Exercise requirements:
All lines in the material with the string "תגובות" should be listed.

Material shown:
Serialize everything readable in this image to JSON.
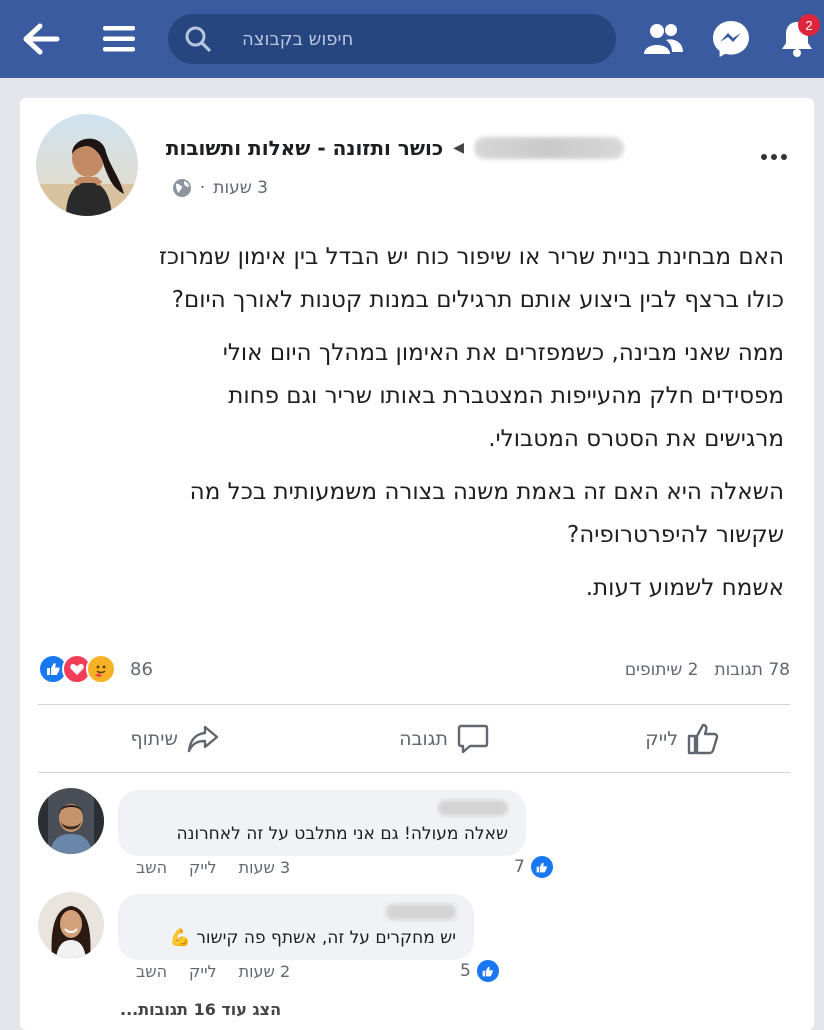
{
  "topbar": {
    "search_placeholder": "חיפוש בקבוצה",
    "notifications_count": "2",
    "bar_color": "#3b5ba0"
  },
  "post": {
    "group_name": "כושר ותזונה - שאלות ותשובות",
    "time": "3 שעות",
    "dot": "·",
    "paragraphs": [
      "האם מבחינת בניית שריר או שיפור כוח יש הבדל בין אימון שמרוכז כולו ברצף לבין ביצוע אותם תרגילים במנות קטנות לאורך היום?",
      "ממה שאני מבינה, כשמפזרים את האימון במהלך היום אולי מפסידים חלק מהעייפות המצטברת באותו שריר וגם פחות מרגישים את הסטרס המטבולי.",
      "השאלה היא האם זה באמת משנה בצורה משמעותית בכל מה שקשור להיפרטרופיה?",
      "אשמח לשמוע דעות."
    ],
    "reactions_count": "86",
    "comments_count": "78 תגובות",
    "shares_count": "2 שיתופים"
  },
  "actions": {
    "like": "לייק",
    "comment": "תגובה",
    "share": "שיתוף"
  },
  "comments": [
    {
      "text": "שאלה מעולה! גם אני מתלבט על זה לאחרונה",
      "time": "3 שעות",
      "like": "לייק",
      "reply": "השב",
      "likes": "7"
    },
    {
      "text": "יש מחקרים על זה, אשתף פה קישור 💪",
      "time": "2 שעות",
      "like": "לייק",
      "reply": "השב",
      "likes": "5"
    }
  ],
  "more_comments": "הצג עוד 16 תגובות...",
  "icons": {
    "back": "back-arrow-icon",
    "menu": "hamburger-icon",
    "search": "search-icon",
    "groups": "groups-icon",
    "messenger": "messenger-icon",
    "bell": "bell-icon",
    "globe": "globe-icon",
    "more": "more-dots-icon"
  }
}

Task solution:
    "comments_count": "78 תגובות",
  "more_comments": "הצג עוד 16 תגובות...",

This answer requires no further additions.